Pundits keep telling us that Donald Trump has succeeded thus far by tapping into a deep-seated anger within the electorate. A CBS poll seems to bear this out: Mr. Trump enjoys a double-digit lead among voters who self-identify as angry. No wonder America’s 2016 choice for president has been dubbed “the anger election.”
And Trump isn’t alone. Many of the candidates are either truly angry or are feigning anger for the sake of political expediency. Carla Seaquist says, “The essence of 2016 [is] clear: This election is about anger.” Jennifer Boylan calls this “the Year of the Angry Voter.”
Anger has its uses. It is profoundly motivational. It gets us up and moving. It energizes us so that we can combat wrong and injustice. That’s what anger is good at. What it is not good at is thinking, reasoning, and figuring things out. Anger is much better at putting a stop to injustice than it is at fostering justice.
If an angry candidate is elected, who’s to say he or she will stop being angry and start governing wisely? It will depend on whether his or her anger is simply a façade to attract angry voters, is genuinely directed at injustice, or is the governing principle of the politician’s own life. If the latter, we are in for trouble.
The Bible presents a nuanced view of anger. We read that God gets angry (or, to be more precise, that God is angry) with sin, evil and injustice. Jesus got angry, and the biblical writers did not try to cover it up. St. Paul wrote, “In your anger do not sin,” which seems to be a reference to an ancient Psalm. But when Paul writes it into Greek he says literally, “Be angry and sin not.” Clearly anger is sometimes appropriate.
But anger can share living space with malice, the desire to hurt another person, and that is always forbidden.
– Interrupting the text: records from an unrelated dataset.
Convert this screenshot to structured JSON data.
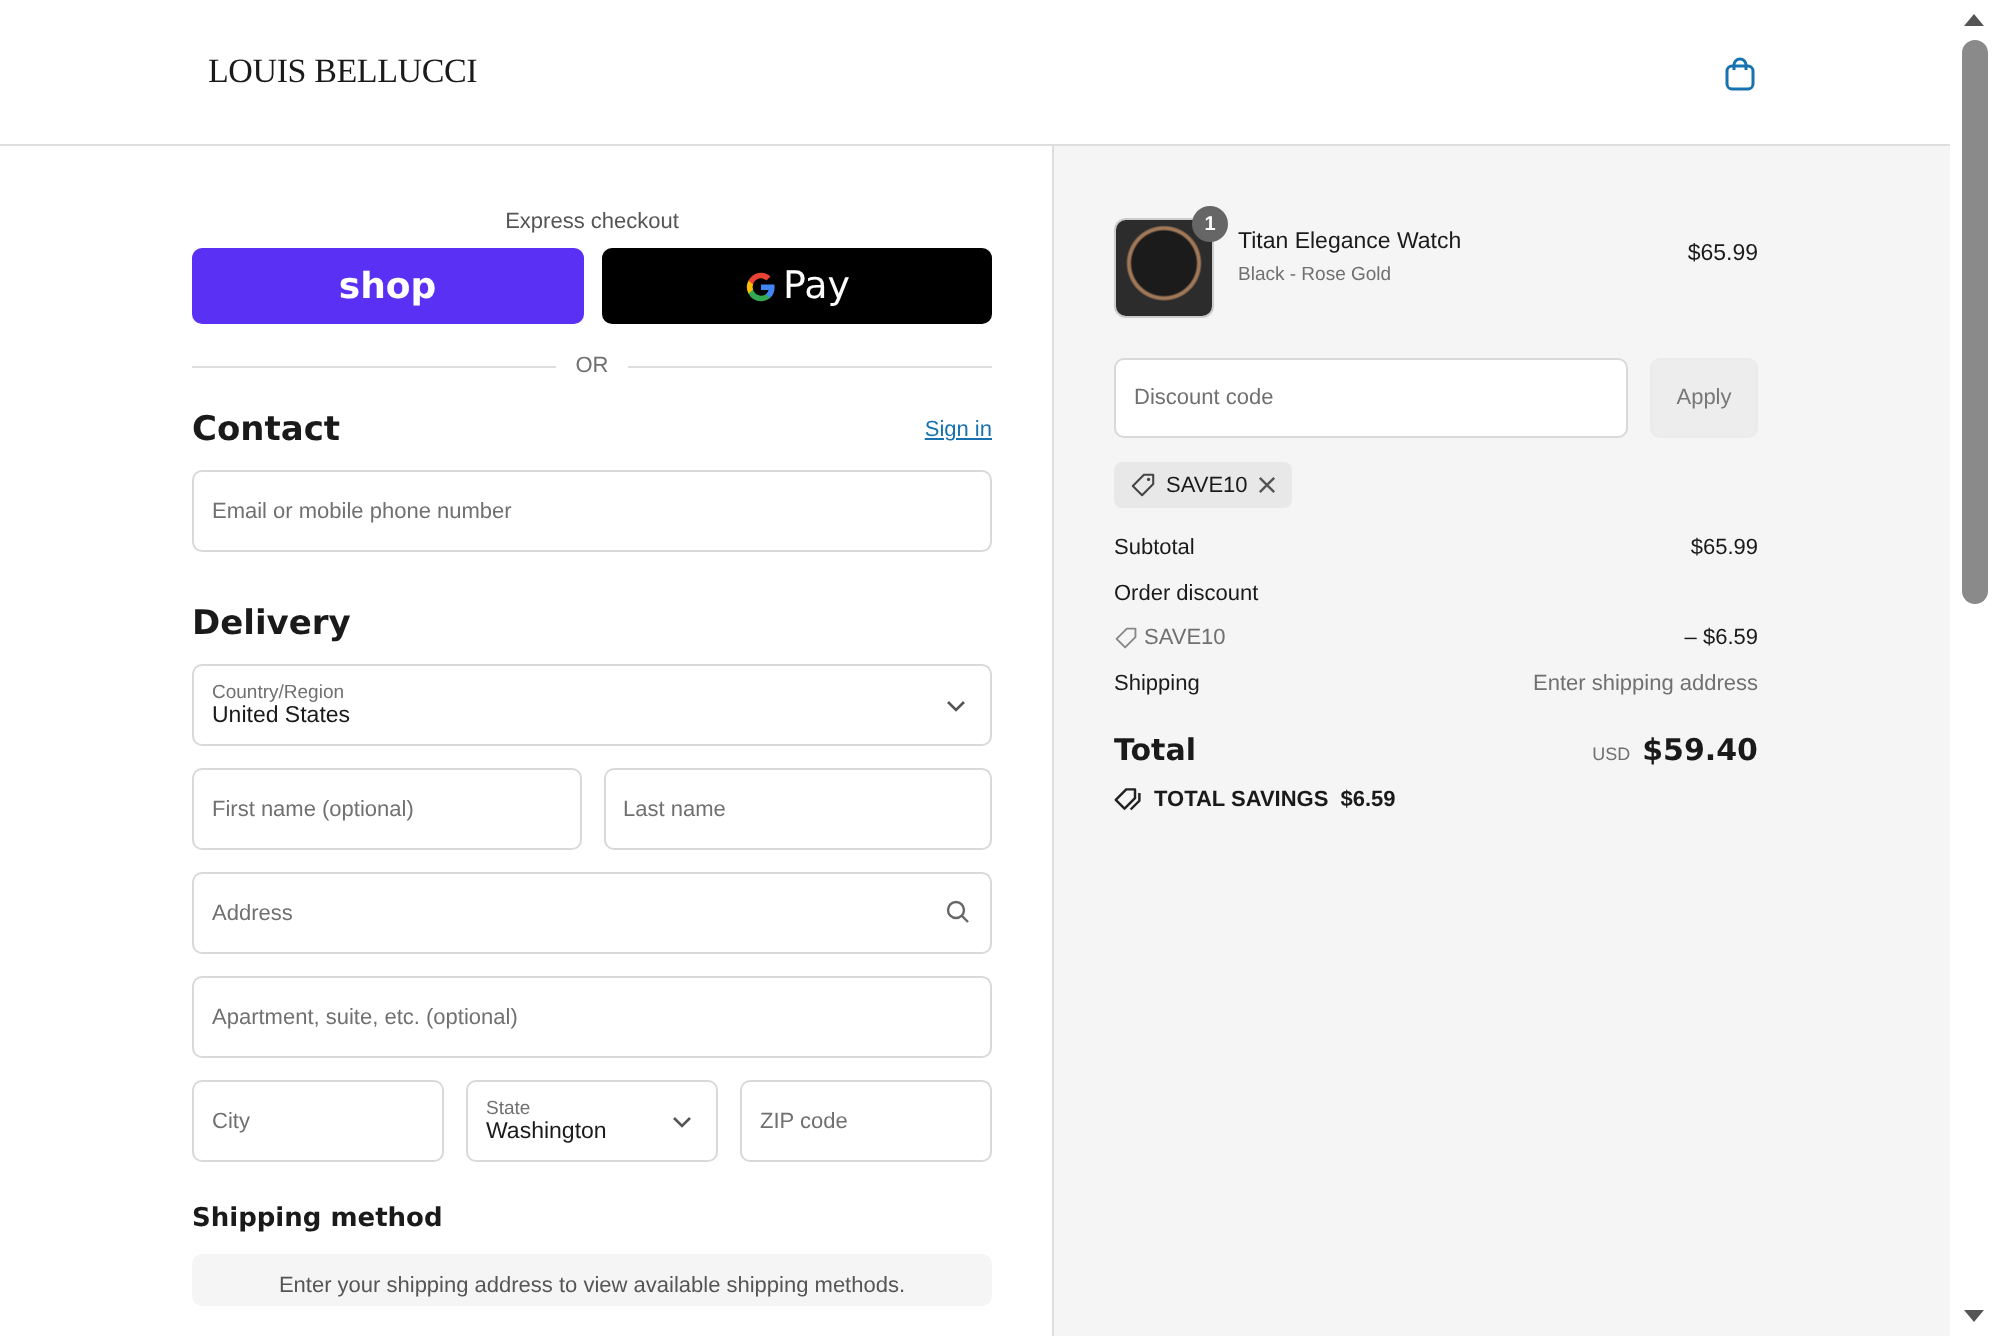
{
  "header": {
    "logo": "LOUIS BELLUCCI"
  },
  "express": {
    "label": "Express checkout",
    "buttons": [
      {
        "kind": "shop",
        "label": "shop"
      },
      {
        "kind": "gpay",
        "label": "Pay"
      }
    ],
    "divider": "OR"
  },
  "contact": {
    "title": "Contact",
    "link": "Sign in",
    "email": {
      "placeholder": "Email or mobile phone number"
    }
  },
  "delivery": {
    "title": "Delivery",
    "rows": [
      [
        {
          "kind": "select",
          "label": "Country/Region",
          "value": "United States"
        }
      ],
      [
        {
          "kind": "text",
          "placeholder": "First name (optional)"
        },
        {
          "kind": "text",
          "placeholder": "Last name"
        }
      ],
      [
        {
          "kind": "search",
          "placeholder": "Address"
        }
      ],
      [
        {
          "kind": "text",
          "placeholder": "Apartment, suite, etc. (optional)"
        }
      ],
      [
        {
          "kind": "text",
          "placeholder": "City"
        },
        {
          "kind": "select",
          "label": "State",
          "value": "Washington"
        },
        {
          "kind": "text",
          "placeholder": "ZIP code"
        }
      ]
    ]
  },
  "shipping_method": {
    "title": "Shipping method",
    "message": "Enter your shipping address to view available shipping methods."
  },
  "summary": {
    "item": {
      "name": "Titan Elegance Watch",
      "variant": "Black - Rose Gold",
      "price": "$65.99",
      "quantity": "1"
    },
    "discount": {
      "placeholder": "Discount code",
      "button": "Apply"
    },
    "applied_codes": [
      {
        "code": "SAVE10"
      }
    ],
    "lines": [
      {
        "kind": "amount",
        "label": "Subtotal",
        "value": "$65.99"
      },
      {
        "kind": "heading",
        "label": "Order discount"
      },
      {
        "kind": "code",
        "label": "SAVE10",
        "value": "– $6.59"
      },
      {
        "kind": "note",
        "label": "Shipping",
        "value": "Enter shipping address"
      }
    ],
    "total": {
      "label": "Total",
      "currency": "USD",
      "amount": "$59.40"
    },
    "savings": {
      "label": "TOTAL SAVINGS",
      "amount": "$6.59"
    }
  }
}
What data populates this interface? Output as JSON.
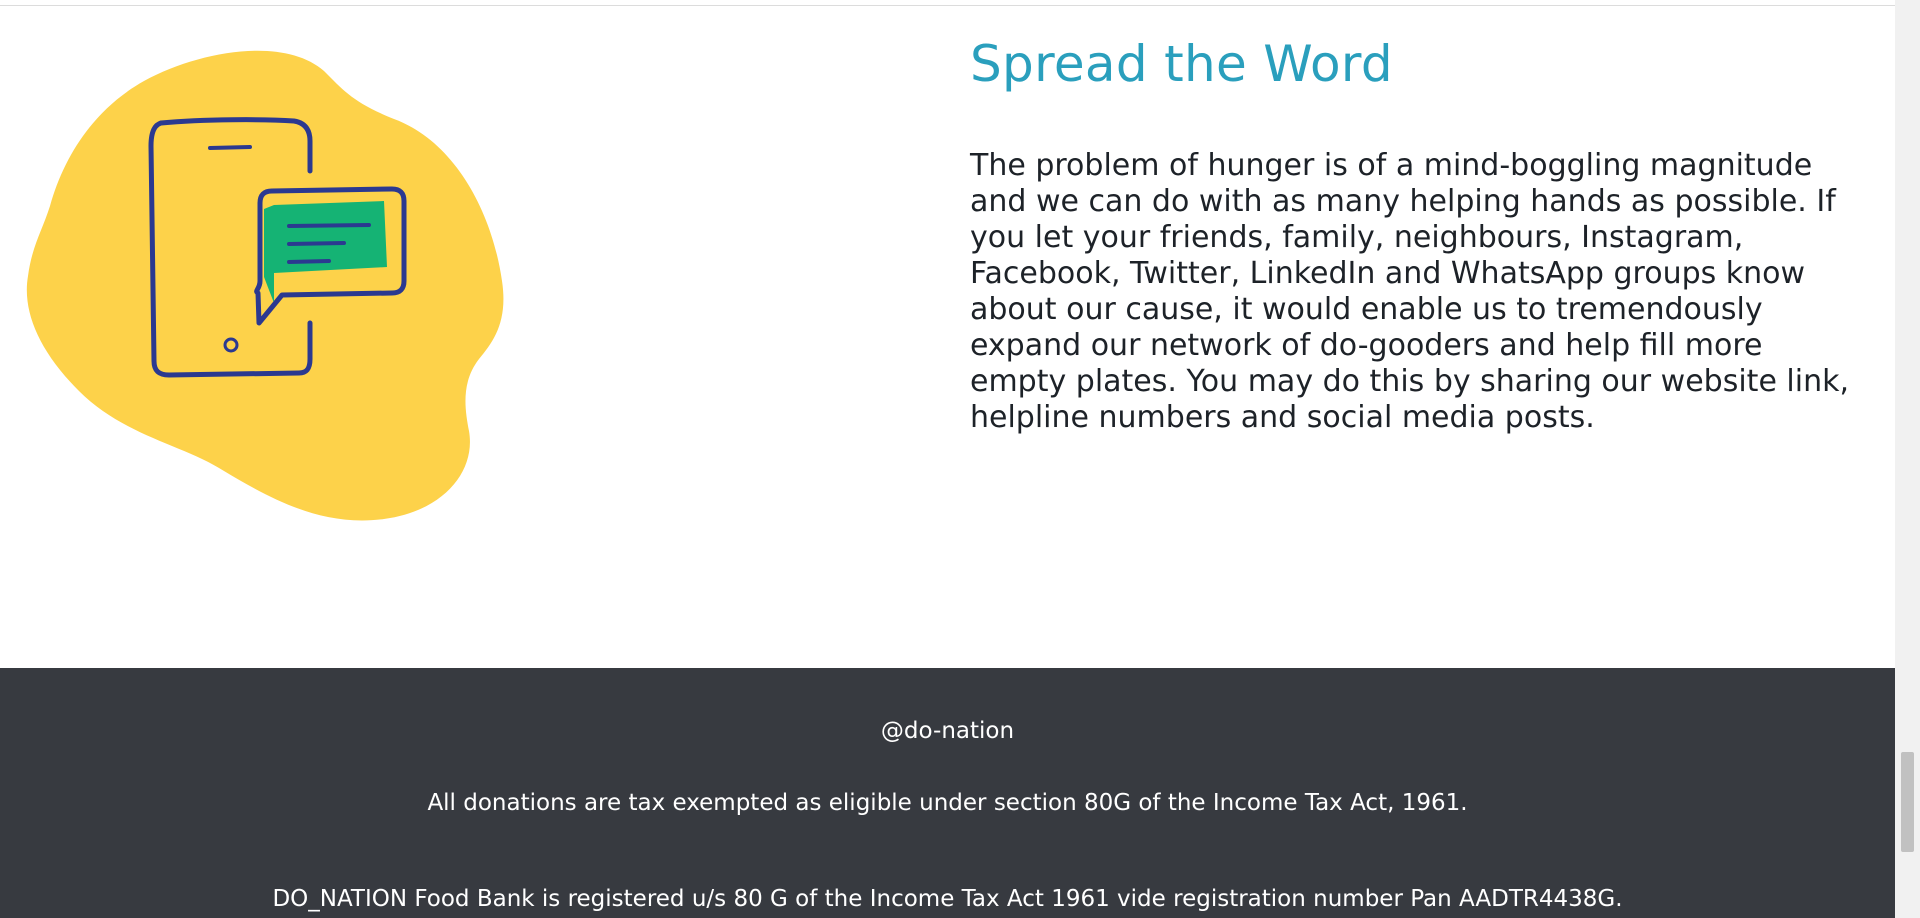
{
  "section": {
    "title": "Spread the Word",
    "body": "The problem of hunger is of a mind-boggling magnitude and we can do with as many helping hands as possible. If you let your friends, family, neighbours, Instagram, Facebook, Twitter, LinkedIn and WhatsApp groups know about our cause, it would enable us to tremendously expand our network of do-gooders and help fill more empty plates. You may do this by sharing our website link, helpline numbers and social media posts."
  },
  "illustration": {
    "icon": "phone-chat-icon",
    "colors": {
      "blob": "#fdd24a",
      "outline": "#2b3990",
      "bubble": "#15b374"
    }
  },
  "footer": {
    "handle": "@do-nation",
    "tax_note": "All donations are tax exempted as eligible under section 80G of the Income Tax Act, 1961.",
    "registration": "DO_NATION Food Bank is registered u/s 80 G of the Income Tax Act 1961 vide registration number Pan AADTR4438G.",
    "background": "#373a40"
  },
  "colors": {
    "title": "#2a9fbd",
    "body_text": "#1d2228"
  }
}
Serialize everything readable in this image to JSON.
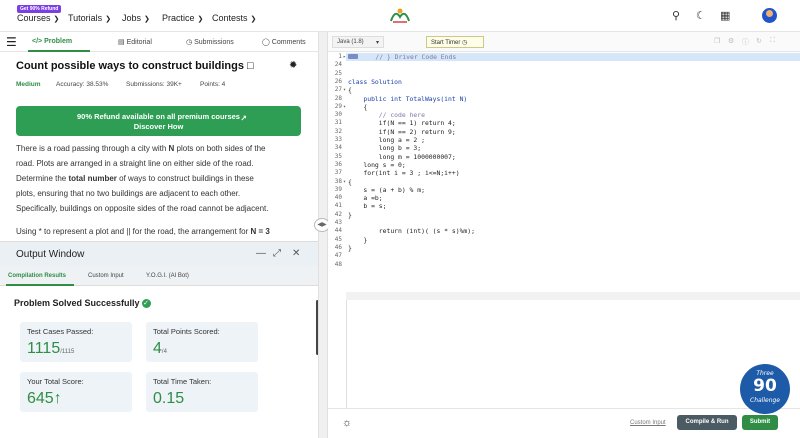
{
  "nav": {
    "promo_badge": "Get 90% Refund",
    "items": [
      "Courses",
      "Tutorials",
      "Jobs",
      "Practice",
      "Contests"
    ]
  },
  "left_tabs": [
    {
      "label": "Problem",
      "icon": "code-icon"
    },
    {
      "label": "Editorial",
      "icon": "document-icon"
    },
    {
      "label": "Submissions",
      "icon": "clock-icon"
    },
    {
      "label": "Comments",
      "icon": "comment-icon"
    }
  ],
  "problem": {
    "title": "Count possible ways to construct buildings",
    "difficulty": "Medium",
    "accuracy": "Accuracy: 38.53%",
    "submissions": "Submissions: 39K+",
    "points": "Points: 4",
    "refund_line1": "90% Refund available on all premium courses",
    "refund_line2": "Discover How",
    "desc": [
      {
        "parts": [
          "There is a road passing through a city with ",
          "N",
          " plots on both sides of the"
        ]
      },
      {
        "parts": [
          "road. Plots are arranged in a straight line on either side of the road.",
          "",
          ""
        ]
      },
      {
        "parts": [
          "Determine the ",
          "total number",
          " of ways to construct buildings in these"
        ]
      },
      {
        "parts": [
          "plots, ensuring that no two buildings are adjacent to each other.",
          "",
          ""
        ]
      },
      {
        "parts": [
          "Specifically, buildings on opposite sides of the road cannot be adjacent.",
          "",
          ""
        ]
      },
      {
        "parts": [
          "Using * to represent a plot and || for the road, the arrangement for ",
          "N = 3",
          ""
        ]
      }
    ]
  },
  "output": {
    "title": "Output Window",
    "tabs": [
      "Compilation Results",
      "Custom Input",
      "Y.O.G.I. (AI Bot)"
    ],
    "status": "Problem Solved Successfully",
    "cards": [
      {
        "label": "Test Cases Passed:",
        "value": "1115",
        "suffix": "/1115"
      },
      {
        "label": "Total Points Scored:",
        "value": "4",
        "suffix": "/4"
      },
      {
        "label": "Your Total Score:",
        "value": "645",
        "suffix": "↑"
      },
      {
        "label": "Total Time Taken:",
        "value": "0.15",
        "suffix": ""
      }
    ]
  },
  "editor": {
    "language": "Java (1.8)",
    "timer_label": "Start Timer",
    "lines": [
      {
        "n": "1",
        "fold": "▸",
        "text": "    // } Driver Code Ends",
        "cls": "cm"
      },
      {
        "n": "24",
        "fold": "",
        "text": "",
        "cls": ""
      },
      {
        "n": "25",
        "fold": "",
        "text": "",
        "cls": ""
      },
      {
        "n": "26",
        "fold": "",
        "text": "class Solution",
        "cls": "kw"
      },
      {
        "n": "27",
        "fold": "▾",
        "text": "{",
        "cls": ""
      },
      {
        "n": "28",
        "fold": "",
        "text": "    public int TotalWays(int N)",
        "cls": "kw"
      },
      {
        "n": "29",
        "fold": "▾",
        "text": "    {",
        "cls": ""
      },
      {
        "n": "30",
        "fold": "",
        "text": "        // code here",
        "cls": "cm"
      },
      {
        "n": "31",
        "fold": "",
        "text": "        if(N == 1) return 4;",
        "cls": ""
      },
      {
        "n": "32",
        "fold": "",
        "text": "        if(N == 2) return 9;",
        "cls": ""
      },
      {
        "n": "33",
        "fold": "",
        "text": "        long a = 2 ;",
        "cls": ""
      },
      {
        "n": "34",
        "fold": "",
        "text": "        long b = 3;",
        "cls": ""
      },
      {
        "n": "35",
        "fold": "",
        "text": "        long m = 1000000007;",
        "cls": ""
      },
      {
        "n": "36",
        "fold": "",
        "text": "    long s = 0;",
        "cls": ""
      },
      {
        "n": "37",
        "fold": "",
        "text": "    for(int i = 3 ; i<=N;i++)",
        "cls": ""
      },
      {
        "n": "38",
        "fold": "▾",
        "text": "{",
        "cls": ""
      },
      {
        "n": "39",
        "fold": "",
        "text": "    s = (a + b) % m;",
        "cls": ""
      },
      {
        "n": "40",
        "fold": "",
        "text": "    a =b;",
        "cls": ""
      },
      {
        "n": "41",
        "fold": "",
        "text": "    b = s;",
        "cls": ""
      },
      {
        "n": "42",
        "fold": "",
        "text": "}",
        "cls": ""
      },
      {
        "n": "43",
        "fold": "",
        "text": "",
        "cls": ""
      },
      {
        "n": "44",
        "fold": "",
        "text": "        return (int)( (s * s)%m);",
        "cls": ""
      },
      {
        "n": "45",
        "fold": "",
        "text": "    }",
        "cls": ""
      },
      {
        "n": "46",
        "fold": "",
        "text": "}",
        "cls": ""
      },
      {
        "n": "47",
        "fold": "",
        "text": "",
        "cls": ""
      },
      {
        "n": "48",
        "fold": "",
        "text": "",
        "cls": ""
      }
    ],
    "custom_input": "Custom Input",
    "compile_label": "Compile & Run",
    "submit_label": "Submit"
  },
  "promo90": {
    "line1": "Three",
    "line2": "90",
    "line3": "Challenge"
  }
}
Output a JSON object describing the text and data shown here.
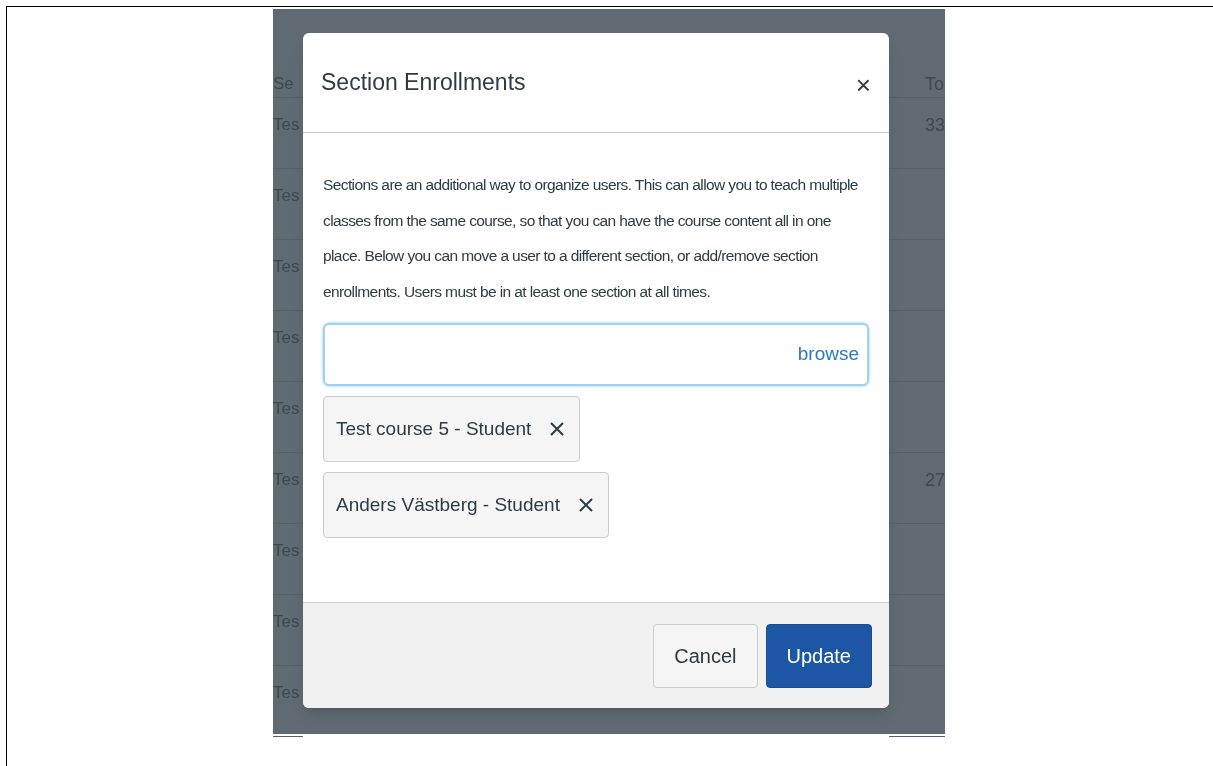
{
  "background_table": {
    "column_1": "Se",
    "column_2": "To",
    "rows": [
      {
        "column_1": "Tes",
        "column_2": "33"
      },
      {
        "column_1": "Tes"
      },
      {
        "column_1": "Tes"
      },
      {
        "column_1": "Tes"
      },
      {
        "column_1": "Tes"
      },
      {
        "column_1": "Tes",
        "column_2": "27"
      },
      {
        "column_1": "Tes"
      },
      {
        "column_1": "Tes"
      },
      {
        "column_1": "Tes"
      }
    ]
  },
  "dialog": {
    "title": "Section Enrollments",
    "close": "×",
    "description": "Sections are an additional way to organize users. This can allow you to teach multiple classes from the same course, so that you can have the course content all in one place. Below you can move a user to a different section, or add/remove section enrollments. Users must be in at least one section at all times.",
    "search": {
      "link": "browse"
    },
    "enrollments": [
      {
        "label": "Test course 5 - Student"
      },
      {
        "label": "Anders Västberg - Student"
      }
    ],
    "buttons": [
      {
        "label": "Cancel",
        "kind": "secondary"
      },
      {
        "label": "Update",
        "kind": "primary"
      }
    ]
  }
}
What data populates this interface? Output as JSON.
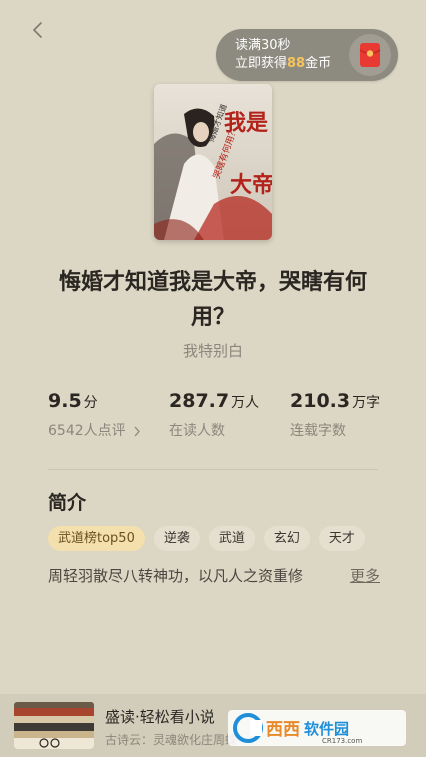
{
  "reward": {
    "line1": "读满30秒",
    "line2_prefix": "立即获得",
    "line2_amount": "88",
    "line2_suffix": "金币",
    "icon": "red-envelope-icon"
  },
  "book": {
    "title": "悔婚才知道我是大帝，哭瞎有何用？",
    "author": "我特别白",
    "cover_text": {
      "main": "我是大帝",
      "sub": "哭瞎有何用？",
      "side": "悔婚才知道"
    }
  },
  "stats": [
    {
      "value": "9.5",
      "unit": "分",
      "label": "6542人点评",
      "chevron": true
    },
    {
      "value": "287.7",
      "unit": "万人",
      "label": "在读人数",
      "chevron": false
    },
    {
      "value": "210.3",
      "unit": "万字",
      "label": "连载字数",
      "chevron": false
    }
  ],
  "intro": {
    "heading": "简介",
    "tags": [
      "武道榜top50",
      "逆袭",
      "武道",
      "玄幻",
      "天才"
    ],
    "text": "周轻羽散尽八转神功，以凡人之资重修",
    "more_label": "更多"
  },
  "banner": {
    "title": "盛读·轻松看小说",
    "subtitle": "古诗云：灵魂欲化庄周蝶"
  },
  "watermark": {
    "brand": "西西软件园",
    "domain": "CR173.com"
  },
  "colors": {
    "background": "#dcd6c4",
    "accent_gold": "#f6c45a",
    "highlight_tag": "#f4e0ad",
    "envelope_red": "#e83a32"
  }
}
When a person acts out of anger, yells and swears or withdraws and avoids, he is trying to hurt someone. He may say that he’s not, but he’s just fooling himself.
I have heard men who push and slap and beat their wives swear that they never meant to hurt them. Nonsense. It is a pure, unadulterated lie. Malice lives in anger’s shadow, and it hurts both the soul of the angry person and the soul of the person who is the object of anger.
This is why Christian writers have been so guarded about anger and so opposed to malice. “Get rid of all bitterness, rage and anger, brawling and slander, along with every form of malice,” says the apostle. “…rid yourselves of all such things as these: anger, rage, malice, slander, and filthy language from your lips.” “A fool gives full vent to his anger, but a wise man keeps himself under control.”
These are but a few examples; the Bible is full of them. Anger is dangerous and must be carefully controlled, while malice is toxic and must be categorically rejected. Anger has a place and a time; malice does not. Anger is necessary, like a starter in a car is necessary, but if it doesn’t shut off when its job is done, something’s going to break.
To the biblical warnings about anger people often say, “But I have a reason to be angry.” Well who doesn’t? You can’t walk down the street without tripping over one. We don’t need another reason to be angry, however convincing it is. We need a reason to put away anger.
The biblical writers give us many: anger does not bring about the good life God desires; anger gets in the way; hurts the soul; leads to evil. Anger opens the door for malice to enter one’s home and relationships; it leaves a person subject to God’s judgment.
If “the year of the angry voter” transitions into the administration of an angry president, our nation is in for trouble. The ancient proverb warns, “Do not make friends with a hot-tempered person, do not associate with one easily angered, or you may learn their ways and get yourself ensnared.” Wouldn’t that also go for electing one?
First published in The Coldwater Daily Reporter, 2/27/2016